**AVAILABLE RECORDS**
-----

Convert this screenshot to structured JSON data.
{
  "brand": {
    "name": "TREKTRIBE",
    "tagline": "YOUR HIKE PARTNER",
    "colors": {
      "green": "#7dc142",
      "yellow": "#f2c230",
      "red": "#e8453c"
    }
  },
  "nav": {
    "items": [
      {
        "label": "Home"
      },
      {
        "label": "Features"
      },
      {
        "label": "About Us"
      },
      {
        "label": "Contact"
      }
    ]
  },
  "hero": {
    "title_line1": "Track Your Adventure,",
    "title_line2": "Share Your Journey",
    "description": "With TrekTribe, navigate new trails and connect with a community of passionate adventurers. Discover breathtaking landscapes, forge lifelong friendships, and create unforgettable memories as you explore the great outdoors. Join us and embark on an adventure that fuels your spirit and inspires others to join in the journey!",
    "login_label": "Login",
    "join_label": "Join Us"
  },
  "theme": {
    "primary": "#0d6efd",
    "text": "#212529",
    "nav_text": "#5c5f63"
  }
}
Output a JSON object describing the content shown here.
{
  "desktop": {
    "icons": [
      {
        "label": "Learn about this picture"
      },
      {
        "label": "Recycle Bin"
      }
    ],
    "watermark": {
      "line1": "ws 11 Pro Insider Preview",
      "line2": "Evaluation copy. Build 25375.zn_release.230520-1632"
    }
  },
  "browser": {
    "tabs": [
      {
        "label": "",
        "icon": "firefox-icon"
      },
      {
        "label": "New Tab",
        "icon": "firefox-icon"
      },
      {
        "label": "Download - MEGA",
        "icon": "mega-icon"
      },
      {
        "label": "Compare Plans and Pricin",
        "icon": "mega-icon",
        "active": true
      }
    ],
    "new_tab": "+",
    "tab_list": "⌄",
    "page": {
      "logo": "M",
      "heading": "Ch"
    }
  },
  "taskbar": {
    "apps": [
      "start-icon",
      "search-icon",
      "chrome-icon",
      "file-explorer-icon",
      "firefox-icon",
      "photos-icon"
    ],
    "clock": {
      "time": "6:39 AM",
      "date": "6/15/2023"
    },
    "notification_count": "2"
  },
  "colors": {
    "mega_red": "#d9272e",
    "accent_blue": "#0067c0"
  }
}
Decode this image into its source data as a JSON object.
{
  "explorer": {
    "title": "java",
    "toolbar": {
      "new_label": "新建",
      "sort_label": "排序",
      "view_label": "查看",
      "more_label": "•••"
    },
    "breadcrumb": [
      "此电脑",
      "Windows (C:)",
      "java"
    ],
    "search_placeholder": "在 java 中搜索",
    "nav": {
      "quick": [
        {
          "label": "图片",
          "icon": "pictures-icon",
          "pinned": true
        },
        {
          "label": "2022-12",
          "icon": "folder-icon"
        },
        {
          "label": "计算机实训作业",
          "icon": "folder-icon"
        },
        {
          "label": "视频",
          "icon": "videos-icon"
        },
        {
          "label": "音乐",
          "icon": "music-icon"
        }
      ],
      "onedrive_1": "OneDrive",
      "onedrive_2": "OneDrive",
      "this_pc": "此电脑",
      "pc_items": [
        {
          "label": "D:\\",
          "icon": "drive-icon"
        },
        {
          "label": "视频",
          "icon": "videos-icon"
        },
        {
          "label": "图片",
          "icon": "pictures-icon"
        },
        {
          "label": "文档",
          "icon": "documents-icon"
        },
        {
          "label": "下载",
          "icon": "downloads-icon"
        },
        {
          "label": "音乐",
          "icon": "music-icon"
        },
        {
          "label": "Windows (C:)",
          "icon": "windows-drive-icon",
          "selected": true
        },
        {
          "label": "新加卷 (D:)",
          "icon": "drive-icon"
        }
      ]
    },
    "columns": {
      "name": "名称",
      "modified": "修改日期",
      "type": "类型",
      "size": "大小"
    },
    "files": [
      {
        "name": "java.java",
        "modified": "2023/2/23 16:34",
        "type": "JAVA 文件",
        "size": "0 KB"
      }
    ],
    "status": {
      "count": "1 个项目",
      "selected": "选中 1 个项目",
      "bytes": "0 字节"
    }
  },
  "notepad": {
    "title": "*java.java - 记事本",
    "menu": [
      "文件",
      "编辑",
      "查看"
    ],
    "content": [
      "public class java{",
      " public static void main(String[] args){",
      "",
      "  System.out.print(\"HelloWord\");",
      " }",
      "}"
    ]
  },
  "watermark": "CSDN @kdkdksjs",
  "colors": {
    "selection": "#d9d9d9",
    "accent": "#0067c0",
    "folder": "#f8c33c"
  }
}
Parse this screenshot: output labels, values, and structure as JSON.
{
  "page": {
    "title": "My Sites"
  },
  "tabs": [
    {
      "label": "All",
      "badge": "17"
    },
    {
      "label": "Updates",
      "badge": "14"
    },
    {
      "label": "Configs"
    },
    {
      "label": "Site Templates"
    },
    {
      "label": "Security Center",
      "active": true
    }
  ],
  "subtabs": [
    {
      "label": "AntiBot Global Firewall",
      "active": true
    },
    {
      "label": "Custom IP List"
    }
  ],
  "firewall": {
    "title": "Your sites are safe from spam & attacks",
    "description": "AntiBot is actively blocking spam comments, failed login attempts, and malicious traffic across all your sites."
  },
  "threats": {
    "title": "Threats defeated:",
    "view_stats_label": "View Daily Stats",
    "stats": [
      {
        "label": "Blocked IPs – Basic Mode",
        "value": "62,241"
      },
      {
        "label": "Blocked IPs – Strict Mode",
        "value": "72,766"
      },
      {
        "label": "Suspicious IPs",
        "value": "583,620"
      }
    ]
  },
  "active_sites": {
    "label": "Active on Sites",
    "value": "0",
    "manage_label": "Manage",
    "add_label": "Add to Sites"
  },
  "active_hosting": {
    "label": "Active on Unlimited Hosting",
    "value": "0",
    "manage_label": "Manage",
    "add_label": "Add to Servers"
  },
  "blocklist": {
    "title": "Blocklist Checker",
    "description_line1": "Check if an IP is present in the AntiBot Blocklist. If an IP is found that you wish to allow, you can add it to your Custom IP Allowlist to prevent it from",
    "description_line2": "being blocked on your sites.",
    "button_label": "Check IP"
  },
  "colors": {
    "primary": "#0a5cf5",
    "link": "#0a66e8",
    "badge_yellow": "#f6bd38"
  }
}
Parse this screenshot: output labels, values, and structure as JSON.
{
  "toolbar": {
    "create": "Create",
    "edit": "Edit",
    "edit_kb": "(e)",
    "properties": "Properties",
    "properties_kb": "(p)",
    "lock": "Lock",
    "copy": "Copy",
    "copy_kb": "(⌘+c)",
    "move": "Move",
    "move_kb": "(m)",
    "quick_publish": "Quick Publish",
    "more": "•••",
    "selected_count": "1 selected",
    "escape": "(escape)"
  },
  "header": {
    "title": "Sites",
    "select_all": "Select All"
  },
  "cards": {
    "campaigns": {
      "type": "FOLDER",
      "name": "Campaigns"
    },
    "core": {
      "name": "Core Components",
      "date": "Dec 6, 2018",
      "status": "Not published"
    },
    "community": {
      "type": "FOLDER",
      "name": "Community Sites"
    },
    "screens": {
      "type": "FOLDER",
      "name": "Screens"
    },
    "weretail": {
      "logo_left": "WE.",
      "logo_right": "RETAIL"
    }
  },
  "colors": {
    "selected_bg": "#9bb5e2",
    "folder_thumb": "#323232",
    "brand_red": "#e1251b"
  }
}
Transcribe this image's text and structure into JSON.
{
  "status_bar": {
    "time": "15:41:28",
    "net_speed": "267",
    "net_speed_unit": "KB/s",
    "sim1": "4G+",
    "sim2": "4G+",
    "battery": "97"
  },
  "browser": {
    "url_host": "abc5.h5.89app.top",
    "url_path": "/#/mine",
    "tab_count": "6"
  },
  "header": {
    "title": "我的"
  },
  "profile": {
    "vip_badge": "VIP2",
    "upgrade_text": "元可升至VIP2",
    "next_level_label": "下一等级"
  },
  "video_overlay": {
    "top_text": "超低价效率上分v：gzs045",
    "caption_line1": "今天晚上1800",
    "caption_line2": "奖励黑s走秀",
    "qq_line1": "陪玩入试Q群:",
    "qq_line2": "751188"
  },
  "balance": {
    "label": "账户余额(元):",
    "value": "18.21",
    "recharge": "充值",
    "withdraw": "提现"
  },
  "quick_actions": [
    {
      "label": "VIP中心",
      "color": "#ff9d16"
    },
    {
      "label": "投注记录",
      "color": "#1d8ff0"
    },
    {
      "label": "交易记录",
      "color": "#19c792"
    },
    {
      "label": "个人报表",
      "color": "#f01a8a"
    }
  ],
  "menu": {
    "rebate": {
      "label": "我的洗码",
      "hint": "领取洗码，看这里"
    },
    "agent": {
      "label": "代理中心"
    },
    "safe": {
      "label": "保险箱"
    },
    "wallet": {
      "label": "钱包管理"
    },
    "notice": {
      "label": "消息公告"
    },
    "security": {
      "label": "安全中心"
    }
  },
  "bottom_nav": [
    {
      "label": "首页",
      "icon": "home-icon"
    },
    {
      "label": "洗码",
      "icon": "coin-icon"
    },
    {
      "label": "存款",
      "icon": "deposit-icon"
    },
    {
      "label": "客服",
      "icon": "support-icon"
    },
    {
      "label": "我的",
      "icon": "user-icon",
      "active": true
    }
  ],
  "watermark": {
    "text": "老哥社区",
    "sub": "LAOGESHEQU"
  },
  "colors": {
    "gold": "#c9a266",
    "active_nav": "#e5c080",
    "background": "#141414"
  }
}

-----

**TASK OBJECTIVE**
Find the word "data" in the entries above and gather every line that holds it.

**REPLY TO THE EXERCISE**
Convert this screenshot to structured JSON data.
Decode this image into its source data as a JSON object.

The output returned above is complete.